◆ Task to carry out ◆
Show every line of the data that includes the word "JSON".

◆ Working data ◆
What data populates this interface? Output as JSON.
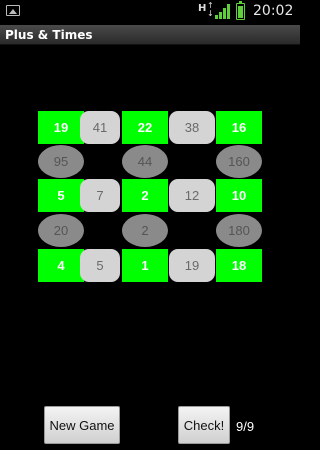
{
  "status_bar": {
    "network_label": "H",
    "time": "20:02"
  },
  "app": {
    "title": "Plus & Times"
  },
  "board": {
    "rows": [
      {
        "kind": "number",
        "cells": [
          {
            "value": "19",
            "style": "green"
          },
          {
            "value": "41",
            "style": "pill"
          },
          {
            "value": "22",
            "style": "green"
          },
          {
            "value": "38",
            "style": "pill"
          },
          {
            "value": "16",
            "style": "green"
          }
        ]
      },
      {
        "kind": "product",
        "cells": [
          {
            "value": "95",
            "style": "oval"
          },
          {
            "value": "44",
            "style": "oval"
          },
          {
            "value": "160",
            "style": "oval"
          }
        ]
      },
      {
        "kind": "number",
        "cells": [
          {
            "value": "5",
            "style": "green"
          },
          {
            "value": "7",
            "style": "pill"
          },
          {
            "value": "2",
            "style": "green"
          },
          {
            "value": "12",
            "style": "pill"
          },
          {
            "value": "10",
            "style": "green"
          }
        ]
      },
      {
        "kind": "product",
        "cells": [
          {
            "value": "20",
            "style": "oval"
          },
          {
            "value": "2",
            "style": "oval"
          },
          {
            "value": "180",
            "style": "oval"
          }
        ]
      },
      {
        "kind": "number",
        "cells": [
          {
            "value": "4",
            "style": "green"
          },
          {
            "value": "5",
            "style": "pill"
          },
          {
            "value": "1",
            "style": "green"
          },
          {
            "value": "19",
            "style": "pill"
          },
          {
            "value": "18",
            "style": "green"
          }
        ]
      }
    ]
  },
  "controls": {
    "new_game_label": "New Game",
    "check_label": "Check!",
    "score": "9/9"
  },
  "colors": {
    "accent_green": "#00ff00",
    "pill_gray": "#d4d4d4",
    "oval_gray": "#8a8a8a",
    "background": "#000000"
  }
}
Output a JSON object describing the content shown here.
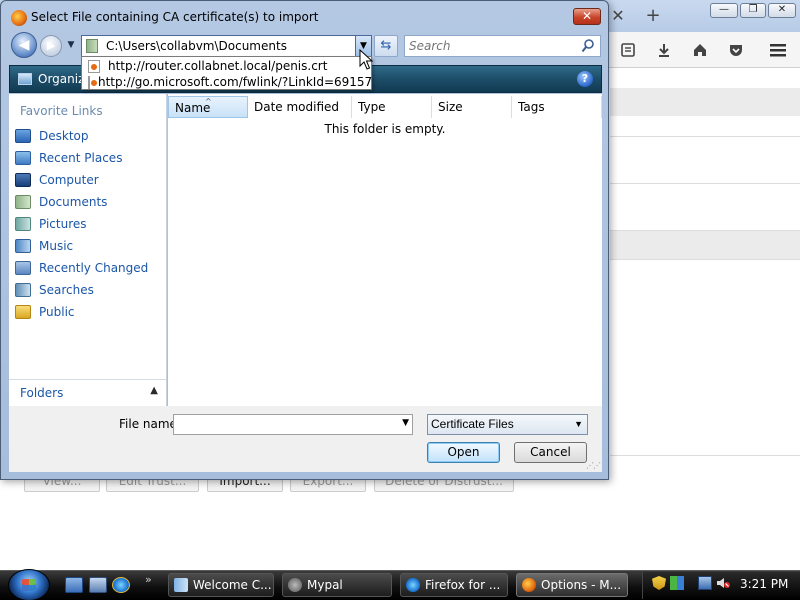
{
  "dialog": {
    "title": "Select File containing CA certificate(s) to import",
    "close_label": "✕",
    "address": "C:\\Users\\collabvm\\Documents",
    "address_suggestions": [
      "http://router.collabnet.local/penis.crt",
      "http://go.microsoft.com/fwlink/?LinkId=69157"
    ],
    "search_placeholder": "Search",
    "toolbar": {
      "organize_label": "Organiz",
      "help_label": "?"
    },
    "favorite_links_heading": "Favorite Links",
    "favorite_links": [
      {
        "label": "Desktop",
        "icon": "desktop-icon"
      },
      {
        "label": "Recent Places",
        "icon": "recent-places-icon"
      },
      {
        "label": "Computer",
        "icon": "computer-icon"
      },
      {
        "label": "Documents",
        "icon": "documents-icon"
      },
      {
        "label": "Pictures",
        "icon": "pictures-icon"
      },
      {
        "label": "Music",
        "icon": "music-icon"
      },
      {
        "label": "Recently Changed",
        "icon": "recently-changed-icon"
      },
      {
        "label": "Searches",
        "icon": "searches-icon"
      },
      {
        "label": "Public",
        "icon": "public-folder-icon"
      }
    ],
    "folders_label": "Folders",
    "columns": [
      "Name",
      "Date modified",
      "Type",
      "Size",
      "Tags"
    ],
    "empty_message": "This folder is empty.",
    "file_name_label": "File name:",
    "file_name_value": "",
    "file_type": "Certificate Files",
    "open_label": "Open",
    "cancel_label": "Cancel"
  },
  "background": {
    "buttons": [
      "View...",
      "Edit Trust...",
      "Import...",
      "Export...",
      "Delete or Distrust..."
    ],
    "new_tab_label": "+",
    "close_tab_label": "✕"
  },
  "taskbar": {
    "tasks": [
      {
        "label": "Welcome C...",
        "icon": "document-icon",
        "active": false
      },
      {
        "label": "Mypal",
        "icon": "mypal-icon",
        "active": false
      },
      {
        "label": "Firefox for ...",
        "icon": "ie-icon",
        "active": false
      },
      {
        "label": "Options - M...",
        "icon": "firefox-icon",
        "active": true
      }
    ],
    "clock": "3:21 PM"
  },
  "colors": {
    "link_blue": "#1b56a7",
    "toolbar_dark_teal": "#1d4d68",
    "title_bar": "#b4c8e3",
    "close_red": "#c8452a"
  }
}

◆ Exercise output ◆
What data populates this interface? Output as JSON.
Output a JSON object describing the content shown here.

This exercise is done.